Tal National isn't as accessible to western listeners as some other recent African-based bands may be, like Bombino or The Very Best. Bombino's 2013 record, Nomad, feels surprisingly western with its production via The Black Keys' Dan Auerbach, and The Very Best's European production makes the African themes more palatable to the western world. The band's music is both pristine and shambling, chaotic and clear. Most of the meter here is in 12/8, which yeah, is not very common in the western hemisphere save for a few clever math-rock bands. There's no distinct choruses to cling to, and they're replaced in favor of more motif-driven songwriting. It all moves at a rapid clip, and it's exacerbated by the noodling, ever-shifting sounds of the desert guitar. The dueling guitars rush by with a never-ending parade of hammer-ons and pull-offs, and the bass guitar joins in on The best songs on Kaani are those that find the band going all out, stretching past the 7 minute mark ("Kaani", "Banganeseba").

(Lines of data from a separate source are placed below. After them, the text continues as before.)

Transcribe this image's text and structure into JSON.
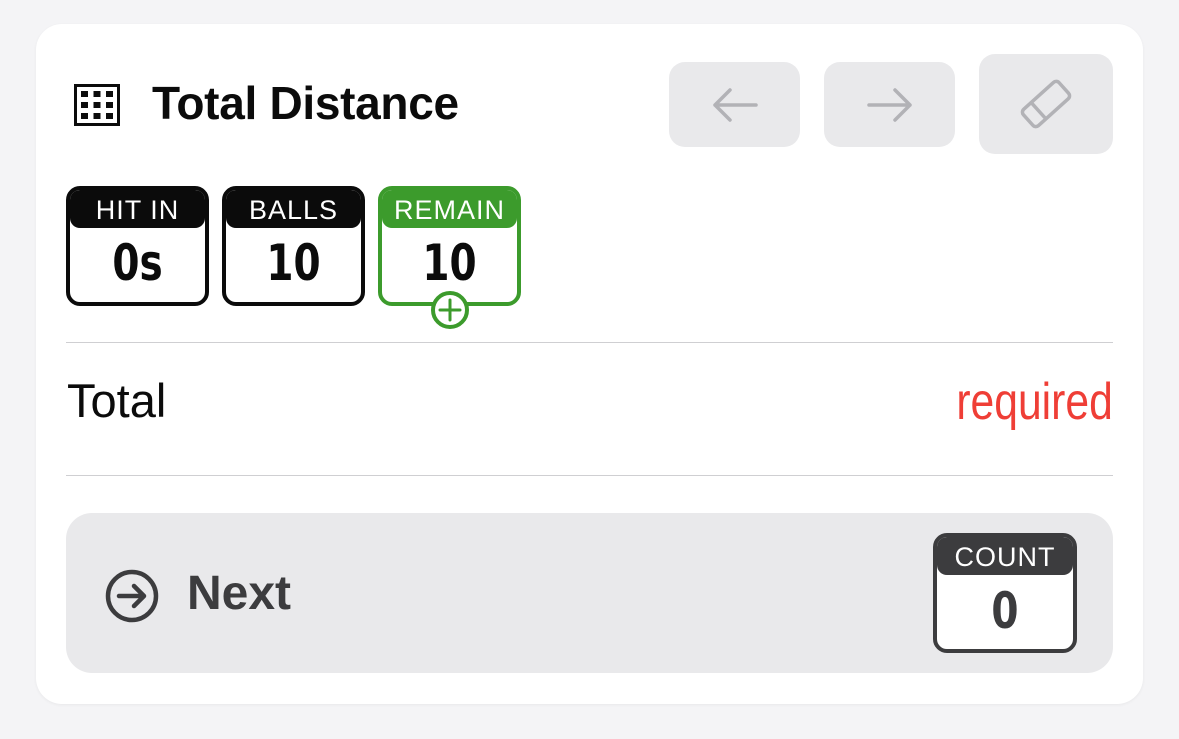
{
  "header": {
    "icon": "grid-icon",
    "title": "Total Distance",
    "back_icon": "arrow-left-icon",
    "forward_icon": "arrow-right-icon",
    "erase_icon": "eraser-icon"
  },
  "stats": {
    "hit_in": {
      "label": "HIT IN",
      "value": "0s"
    },
    "balls": {
      "label": "BALLS",
      "value": "10"
    },
    "remain": {
      "label": "REMAIN",
      "value": "10",
      "add_icon": "plus-circle-icon"
    }
  },
  "total_row": {
    "label": "Total",
    "status": "required"
  },
  "next_bar": {
    "icon": "arrow-right-circle-icon",
    "label": "Next",
    "count": {
      "label": "COUNT",
      "value": "0"
    }
  },
  "colors": {
    "accent_green": "#3c9b2c",
    "required_red": "#ef3e36",
    "button_bg": "#e9e9eb",
    "text_dark": "#0b0b0b",
    "text_muted": "#3c3c3e"
  }
}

Curiously, with Kaani being the band's first international release, it's decidedly regional. Tal National's previous album, A-Na Waya seemed to pull from more westernized influences, like hip-hop, on songs like "La Limousine" or "Anawaya". These references have vanished almost completely from Kaani in favor of a more ethnic, cultural sound. It works well for the band though, and their music comes across as exotic and exciting. A rotating cast of vocalists and varying tones make the album propel forward without ever feeling redundant; one of the album's highlights is the bluesier "Nouvel". It's one of the best songs on the album because, even though it retains the same fast, slippery guitar and bass, it's able to create a more melancholy atmosphere with its parts. Tal National are known for their 5+ hour-long shows, so these guys are used to extended jams, and they don't shy away from it on Kaani.

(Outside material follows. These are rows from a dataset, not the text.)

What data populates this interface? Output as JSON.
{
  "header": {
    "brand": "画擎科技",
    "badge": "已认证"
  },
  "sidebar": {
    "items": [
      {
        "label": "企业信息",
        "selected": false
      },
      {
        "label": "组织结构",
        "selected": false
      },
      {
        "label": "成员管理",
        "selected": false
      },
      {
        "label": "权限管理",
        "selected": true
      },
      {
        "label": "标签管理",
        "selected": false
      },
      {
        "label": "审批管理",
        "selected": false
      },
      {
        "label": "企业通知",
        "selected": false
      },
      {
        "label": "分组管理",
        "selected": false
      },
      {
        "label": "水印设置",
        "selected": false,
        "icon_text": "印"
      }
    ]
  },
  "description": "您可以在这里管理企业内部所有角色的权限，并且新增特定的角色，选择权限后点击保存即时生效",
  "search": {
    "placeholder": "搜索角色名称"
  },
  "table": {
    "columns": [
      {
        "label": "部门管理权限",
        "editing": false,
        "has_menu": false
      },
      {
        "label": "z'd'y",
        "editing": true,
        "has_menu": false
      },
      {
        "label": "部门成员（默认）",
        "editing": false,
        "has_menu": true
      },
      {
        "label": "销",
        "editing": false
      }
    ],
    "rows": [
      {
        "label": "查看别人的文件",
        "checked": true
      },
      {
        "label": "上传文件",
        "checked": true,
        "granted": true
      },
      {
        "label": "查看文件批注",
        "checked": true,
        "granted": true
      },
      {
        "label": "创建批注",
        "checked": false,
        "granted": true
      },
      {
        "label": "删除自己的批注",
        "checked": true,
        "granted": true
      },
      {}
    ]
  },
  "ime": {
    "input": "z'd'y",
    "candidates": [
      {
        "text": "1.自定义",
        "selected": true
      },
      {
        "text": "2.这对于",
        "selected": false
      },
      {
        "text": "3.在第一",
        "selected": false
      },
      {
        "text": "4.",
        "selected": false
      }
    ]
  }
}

The music of Tal National likely won't appeal to everyone, but it's a pretty great piece of world music that would have, in any past decade, become lost without making much of a splash states-side. Listeners that are looking for music off of the beaten path will find that Kaani makes for a pretty rewarding listen. For most western ears, there's not much familiar here and few reference points to hang with, but the music and instrumentation is so well-arranged that it's enjoyable nonetheless. This album begins with its most messy, cacophonous song (the title track), so beware - there's joy, liveliness, and energy around every corner, but not a lot of subtlety.
And one last thing: Hamadal Moumine, the leader of Tal National, is a municipal court judge and an orphan's charity organizer. Of course this has no bearing on Kaani, but it's pretty awesome anyhow. I can't wait to hear the new material from Justice Ruth Bader Ginsburg's synthpop band.